I am part of a new generation of moms that has access to endless and often contradictory advice about mothering, and that feeds a compulsion to pursue every angle in a desperate search for the one that brings the greatest sense of having done the right thing. And of course we are hungry for information. It is common to feel isolated and alone in this process, so we seek the criteria of "experts" and assume following their strategy will guarantee success. We crave conversation to deal with our insecurity and doubt, but the consequence is inevitably comparison. "Oh, she is the kind of Mom who whispers in her baby's ear so it poops golden pellets into her hand -- I must be doing everything wrong because my 7-week-old is still in diapers." Or you read on your Facebook feed how a Mongolian mother breastfed her daughter until she was 9 and wonder if you are "mom enough."

We look for guidance on how to parent because we care about our kids and there is no recipe for raising them. Yet no matter how many books we read or strategies we try, we will forever feel the existential angst of "am I making the best choices for my child?"

And the answer to that question is... no. Not all the time. Because no matter how hard you try, your kid is going to have problems, and some of those problems will be because of how you raised them.

We need to admit this to ourselves and accept it. Think of your own parents -- do you love them? Probably. Do you blame them for parts of your personality you don't like? I bet you do. It is impossible to anticipate what your kids are going to resent you for. You could give them everything, and they could feel like they had too many allowances and therefore can't appreciate anything. Or you can be strict and have many rules to prepare them for a life with boundaries, and they could feel like you deprived them. The ways you think you screw up the most might be exactly what makes your kids feel the strongest, and the aspects you try the hardest at might be where they feel most weak. There is no guarantee and you can't predict the future outcomes of your efforts.

I don't think we need more handbooks on how to mother. I think we need to start acknowledging that the whole process of parenting is a philosophical journey that you and your child embark on together. Raising another human is an immense responsibility, but rather than focusing on how to be the perfect mother, our attention needs to be directed towards our own self-reflection and teaching our children those same skills -- to think critically about behavior and analyze their upbringing so they can identify their conditioning and not feel victimized by it.

As my daughter grows from a child into an adult, I have to be ready for her to tell me how I may have hurt her. I need to be open enough to learn about who I am through her eyes. As she matures I must as well.
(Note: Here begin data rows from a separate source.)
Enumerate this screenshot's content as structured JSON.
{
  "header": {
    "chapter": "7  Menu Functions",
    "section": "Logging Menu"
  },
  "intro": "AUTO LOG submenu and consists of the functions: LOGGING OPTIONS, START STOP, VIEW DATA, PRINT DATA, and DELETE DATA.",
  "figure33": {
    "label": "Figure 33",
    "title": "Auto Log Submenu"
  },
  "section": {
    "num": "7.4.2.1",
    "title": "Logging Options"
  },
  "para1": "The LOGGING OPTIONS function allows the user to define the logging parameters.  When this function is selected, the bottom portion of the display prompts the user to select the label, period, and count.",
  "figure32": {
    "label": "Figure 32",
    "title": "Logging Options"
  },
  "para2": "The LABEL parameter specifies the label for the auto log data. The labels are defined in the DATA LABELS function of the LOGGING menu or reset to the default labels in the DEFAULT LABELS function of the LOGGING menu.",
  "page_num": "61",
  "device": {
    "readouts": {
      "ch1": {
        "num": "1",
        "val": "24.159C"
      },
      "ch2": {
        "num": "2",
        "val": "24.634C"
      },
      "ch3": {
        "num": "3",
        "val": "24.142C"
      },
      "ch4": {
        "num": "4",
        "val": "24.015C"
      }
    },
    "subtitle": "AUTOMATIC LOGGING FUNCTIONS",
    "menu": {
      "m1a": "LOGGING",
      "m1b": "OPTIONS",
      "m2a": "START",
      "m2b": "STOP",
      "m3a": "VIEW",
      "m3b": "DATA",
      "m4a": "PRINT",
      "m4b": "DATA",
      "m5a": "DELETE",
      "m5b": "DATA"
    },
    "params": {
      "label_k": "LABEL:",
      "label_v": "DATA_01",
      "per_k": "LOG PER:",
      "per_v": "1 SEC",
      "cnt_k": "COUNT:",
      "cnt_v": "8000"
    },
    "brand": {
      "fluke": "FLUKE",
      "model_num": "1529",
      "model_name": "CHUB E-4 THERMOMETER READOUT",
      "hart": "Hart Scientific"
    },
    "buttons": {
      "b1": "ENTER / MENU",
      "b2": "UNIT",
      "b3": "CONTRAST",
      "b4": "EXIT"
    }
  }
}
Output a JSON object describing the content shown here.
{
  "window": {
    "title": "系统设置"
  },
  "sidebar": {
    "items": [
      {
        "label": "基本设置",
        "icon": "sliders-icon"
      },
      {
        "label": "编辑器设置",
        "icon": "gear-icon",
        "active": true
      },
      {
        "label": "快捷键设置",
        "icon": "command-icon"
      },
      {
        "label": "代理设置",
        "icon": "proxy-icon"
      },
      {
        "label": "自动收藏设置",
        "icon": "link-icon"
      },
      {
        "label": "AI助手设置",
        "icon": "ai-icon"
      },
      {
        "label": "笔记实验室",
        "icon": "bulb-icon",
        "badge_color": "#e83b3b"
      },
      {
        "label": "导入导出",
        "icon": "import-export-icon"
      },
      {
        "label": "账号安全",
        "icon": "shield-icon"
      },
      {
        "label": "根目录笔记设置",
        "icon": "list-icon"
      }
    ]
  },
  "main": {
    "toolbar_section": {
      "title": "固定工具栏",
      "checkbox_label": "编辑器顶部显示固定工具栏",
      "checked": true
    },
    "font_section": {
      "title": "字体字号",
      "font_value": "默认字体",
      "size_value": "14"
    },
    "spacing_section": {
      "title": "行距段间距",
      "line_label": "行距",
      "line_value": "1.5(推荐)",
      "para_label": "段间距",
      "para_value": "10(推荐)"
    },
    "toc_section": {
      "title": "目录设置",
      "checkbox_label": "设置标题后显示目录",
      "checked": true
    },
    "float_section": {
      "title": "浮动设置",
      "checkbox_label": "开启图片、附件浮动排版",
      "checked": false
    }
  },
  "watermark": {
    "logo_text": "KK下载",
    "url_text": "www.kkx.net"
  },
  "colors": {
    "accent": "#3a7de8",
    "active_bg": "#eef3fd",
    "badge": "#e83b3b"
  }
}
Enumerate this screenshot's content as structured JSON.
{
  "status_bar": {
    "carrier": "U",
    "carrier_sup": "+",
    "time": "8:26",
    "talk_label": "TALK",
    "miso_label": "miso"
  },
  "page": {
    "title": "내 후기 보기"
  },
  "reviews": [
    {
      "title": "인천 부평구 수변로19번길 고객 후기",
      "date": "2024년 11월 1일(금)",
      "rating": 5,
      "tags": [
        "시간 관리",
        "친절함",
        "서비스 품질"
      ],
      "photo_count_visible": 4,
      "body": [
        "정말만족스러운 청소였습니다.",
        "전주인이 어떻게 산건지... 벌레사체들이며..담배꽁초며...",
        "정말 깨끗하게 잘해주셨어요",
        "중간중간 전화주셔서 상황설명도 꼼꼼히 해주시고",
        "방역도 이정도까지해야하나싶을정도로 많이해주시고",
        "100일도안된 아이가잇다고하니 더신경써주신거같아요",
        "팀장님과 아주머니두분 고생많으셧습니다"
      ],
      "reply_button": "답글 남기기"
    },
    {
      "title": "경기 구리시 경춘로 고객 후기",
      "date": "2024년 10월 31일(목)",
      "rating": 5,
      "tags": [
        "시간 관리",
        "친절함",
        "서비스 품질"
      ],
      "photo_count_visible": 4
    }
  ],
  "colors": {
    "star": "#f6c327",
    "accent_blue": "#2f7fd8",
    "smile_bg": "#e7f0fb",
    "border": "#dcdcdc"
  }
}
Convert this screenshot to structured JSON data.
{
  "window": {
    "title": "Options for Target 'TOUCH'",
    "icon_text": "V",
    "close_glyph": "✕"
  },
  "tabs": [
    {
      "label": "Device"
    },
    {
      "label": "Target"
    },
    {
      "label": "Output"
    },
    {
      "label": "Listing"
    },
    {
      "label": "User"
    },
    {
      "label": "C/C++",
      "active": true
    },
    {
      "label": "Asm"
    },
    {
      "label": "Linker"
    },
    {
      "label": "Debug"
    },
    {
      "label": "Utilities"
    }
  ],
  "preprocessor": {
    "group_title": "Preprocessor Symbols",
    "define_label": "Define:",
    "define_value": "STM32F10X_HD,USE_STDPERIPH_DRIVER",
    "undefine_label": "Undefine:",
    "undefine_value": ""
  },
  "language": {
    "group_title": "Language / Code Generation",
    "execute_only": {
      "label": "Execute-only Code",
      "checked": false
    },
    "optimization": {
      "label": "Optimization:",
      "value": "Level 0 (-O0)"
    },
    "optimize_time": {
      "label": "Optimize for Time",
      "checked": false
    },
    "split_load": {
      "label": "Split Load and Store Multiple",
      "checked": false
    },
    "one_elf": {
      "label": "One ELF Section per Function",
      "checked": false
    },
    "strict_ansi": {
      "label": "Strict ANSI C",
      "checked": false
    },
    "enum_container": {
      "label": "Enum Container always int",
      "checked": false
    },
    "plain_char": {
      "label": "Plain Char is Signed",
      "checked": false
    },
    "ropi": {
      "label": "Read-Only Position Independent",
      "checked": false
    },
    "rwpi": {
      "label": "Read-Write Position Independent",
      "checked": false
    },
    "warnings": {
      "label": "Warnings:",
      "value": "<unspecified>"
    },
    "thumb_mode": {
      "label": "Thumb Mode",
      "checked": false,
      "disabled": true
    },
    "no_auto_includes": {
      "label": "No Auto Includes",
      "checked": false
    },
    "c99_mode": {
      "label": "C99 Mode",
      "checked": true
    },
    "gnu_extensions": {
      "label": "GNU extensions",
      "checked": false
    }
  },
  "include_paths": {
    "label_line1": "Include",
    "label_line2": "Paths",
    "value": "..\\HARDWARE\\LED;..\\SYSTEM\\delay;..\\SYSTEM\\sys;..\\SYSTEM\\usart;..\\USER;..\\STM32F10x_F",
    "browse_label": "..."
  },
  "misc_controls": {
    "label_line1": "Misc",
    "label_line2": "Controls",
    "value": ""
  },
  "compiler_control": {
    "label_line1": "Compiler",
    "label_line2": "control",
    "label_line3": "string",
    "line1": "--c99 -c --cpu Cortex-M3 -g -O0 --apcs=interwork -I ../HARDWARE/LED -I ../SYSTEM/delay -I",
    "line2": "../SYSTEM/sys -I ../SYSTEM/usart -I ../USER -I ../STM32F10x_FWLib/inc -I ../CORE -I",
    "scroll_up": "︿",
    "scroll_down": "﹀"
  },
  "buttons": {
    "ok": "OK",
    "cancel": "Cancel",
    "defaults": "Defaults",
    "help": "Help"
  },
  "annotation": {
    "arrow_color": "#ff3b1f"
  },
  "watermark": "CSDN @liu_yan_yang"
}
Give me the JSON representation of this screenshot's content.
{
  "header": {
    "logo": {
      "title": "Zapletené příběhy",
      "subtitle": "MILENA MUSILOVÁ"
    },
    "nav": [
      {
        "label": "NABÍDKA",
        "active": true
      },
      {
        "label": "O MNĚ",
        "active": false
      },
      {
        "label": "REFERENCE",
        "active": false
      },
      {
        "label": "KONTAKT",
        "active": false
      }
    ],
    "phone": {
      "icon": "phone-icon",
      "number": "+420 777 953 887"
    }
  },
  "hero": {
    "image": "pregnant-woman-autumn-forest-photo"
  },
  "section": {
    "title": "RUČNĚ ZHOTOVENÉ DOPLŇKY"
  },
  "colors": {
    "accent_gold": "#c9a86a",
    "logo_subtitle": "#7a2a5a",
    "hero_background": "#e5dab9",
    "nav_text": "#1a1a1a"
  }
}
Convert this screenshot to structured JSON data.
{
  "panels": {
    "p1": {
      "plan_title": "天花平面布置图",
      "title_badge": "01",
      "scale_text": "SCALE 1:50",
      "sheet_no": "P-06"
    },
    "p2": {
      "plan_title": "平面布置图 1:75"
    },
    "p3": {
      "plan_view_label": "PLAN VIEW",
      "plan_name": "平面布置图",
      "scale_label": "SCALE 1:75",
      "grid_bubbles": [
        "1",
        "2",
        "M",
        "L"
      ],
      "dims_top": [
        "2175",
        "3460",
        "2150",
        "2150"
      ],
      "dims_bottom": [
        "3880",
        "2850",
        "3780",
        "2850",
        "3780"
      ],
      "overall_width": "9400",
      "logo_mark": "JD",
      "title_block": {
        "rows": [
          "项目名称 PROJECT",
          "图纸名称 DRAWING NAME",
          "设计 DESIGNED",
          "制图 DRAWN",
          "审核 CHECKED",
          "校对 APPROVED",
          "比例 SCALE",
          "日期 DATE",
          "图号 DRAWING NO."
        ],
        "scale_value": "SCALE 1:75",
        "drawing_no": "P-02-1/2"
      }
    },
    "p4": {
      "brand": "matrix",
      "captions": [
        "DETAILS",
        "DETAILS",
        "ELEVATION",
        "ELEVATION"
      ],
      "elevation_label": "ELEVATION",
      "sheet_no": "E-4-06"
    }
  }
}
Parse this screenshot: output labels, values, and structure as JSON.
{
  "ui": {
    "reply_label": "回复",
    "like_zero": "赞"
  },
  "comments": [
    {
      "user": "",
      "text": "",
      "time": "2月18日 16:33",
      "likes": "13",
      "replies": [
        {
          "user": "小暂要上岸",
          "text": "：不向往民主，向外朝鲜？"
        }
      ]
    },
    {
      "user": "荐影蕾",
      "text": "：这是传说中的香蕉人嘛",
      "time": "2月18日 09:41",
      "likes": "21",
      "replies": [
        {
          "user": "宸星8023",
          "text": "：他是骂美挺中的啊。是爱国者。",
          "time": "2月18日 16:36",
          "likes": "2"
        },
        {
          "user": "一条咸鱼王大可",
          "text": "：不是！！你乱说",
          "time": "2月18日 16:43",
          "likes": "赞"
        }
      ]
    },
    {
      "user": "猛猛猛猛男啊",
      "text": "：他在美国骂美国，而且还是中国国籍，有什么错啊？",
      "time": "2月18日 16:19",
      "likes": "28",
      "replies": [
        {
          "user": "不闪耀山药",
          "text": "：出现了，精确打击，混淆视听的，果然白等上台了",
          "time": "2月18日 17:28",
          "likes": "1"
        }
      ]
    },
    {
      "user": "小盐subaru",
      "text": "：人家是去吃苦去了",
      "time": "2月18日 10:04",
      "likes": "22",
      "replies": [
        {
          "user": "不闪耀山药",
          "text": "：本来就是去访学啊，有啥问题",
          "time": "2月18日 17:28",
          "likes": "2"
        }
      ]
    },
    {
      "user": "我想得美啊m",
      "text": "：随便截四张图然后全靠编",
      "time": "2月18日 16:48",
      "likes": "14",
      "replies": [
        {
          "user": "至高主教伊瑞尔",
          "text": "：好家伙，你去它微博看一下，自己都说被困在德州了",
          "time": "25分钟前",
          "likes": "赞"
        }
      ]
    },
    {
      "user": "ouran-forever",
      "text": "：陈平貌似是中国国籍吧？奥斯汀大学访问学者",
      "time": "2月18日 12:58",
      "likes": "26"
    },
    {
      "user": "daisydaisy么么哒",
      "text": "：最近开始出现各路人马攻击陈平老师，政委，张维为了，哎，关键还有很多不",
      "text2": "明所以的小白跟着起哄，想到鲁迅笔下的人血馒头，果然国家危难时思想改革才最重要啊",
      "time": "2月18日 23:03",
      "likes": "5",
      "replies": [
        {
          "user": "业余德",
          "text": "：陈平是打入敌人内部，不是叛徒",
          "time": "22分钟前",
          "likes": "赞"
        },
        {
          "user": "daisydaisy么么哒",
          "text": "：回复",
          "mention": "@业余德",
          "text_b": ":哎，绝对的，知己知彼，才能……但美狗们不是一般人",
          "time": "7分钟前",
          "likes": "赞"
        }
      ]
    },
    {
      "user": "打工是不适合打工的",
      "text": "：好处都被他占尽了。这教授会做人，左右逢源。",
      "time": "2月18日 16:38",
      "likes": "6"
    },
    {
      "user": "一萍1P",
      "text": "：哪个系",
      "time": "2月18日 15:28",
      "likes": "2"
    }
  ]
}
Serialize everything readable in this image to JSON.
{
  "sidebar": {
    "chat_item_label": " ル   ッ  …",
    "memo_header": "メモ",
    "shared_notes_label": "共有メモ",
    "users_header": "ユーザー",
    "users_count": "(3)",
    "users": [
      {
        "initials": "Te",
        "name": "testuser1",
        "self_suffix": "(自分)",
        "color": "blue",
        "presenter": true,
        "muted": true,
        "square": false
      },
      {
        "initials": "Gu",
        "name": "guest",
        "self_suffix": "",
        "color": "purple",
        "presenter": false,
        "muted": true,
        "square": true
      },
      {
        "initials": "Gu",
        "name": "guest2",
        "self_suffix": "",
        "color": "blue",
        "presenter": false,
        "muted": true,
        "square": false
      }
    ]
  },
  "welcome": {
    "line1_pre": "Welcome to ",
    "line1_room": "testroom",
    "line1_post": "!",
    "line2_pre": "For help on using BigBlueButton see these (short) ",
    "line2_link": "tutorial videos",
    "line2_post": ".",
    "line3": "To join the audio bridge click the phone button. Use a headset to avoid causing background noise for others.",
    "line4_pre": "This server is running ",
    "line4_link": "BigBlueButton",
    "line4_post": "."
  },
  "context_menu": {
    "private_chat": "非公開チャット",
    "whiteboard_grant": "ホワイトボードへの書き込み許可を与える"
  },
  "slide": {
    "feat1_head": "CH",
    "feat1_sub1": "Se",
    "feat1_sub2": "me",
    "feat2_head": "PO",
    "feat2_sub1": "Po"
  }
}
Just as I demand her respect, I also need to show it. And part of that is taking her understanding of me seriously. To be flexible enough to face the truth of my impact on her, and realize that maybe at times I need to reexamine my mothering. But not because I feel insecure about some trend in parenting I think I should be implementing -- but because of real life moments. I know there are flaws in my mothering, of course there are, but I can't fear or deny them. I don't have the ridiculous expectation of doing everything right. My only goal is to raise a person I want to be friends with for the rest of my life, and who feels the same about me.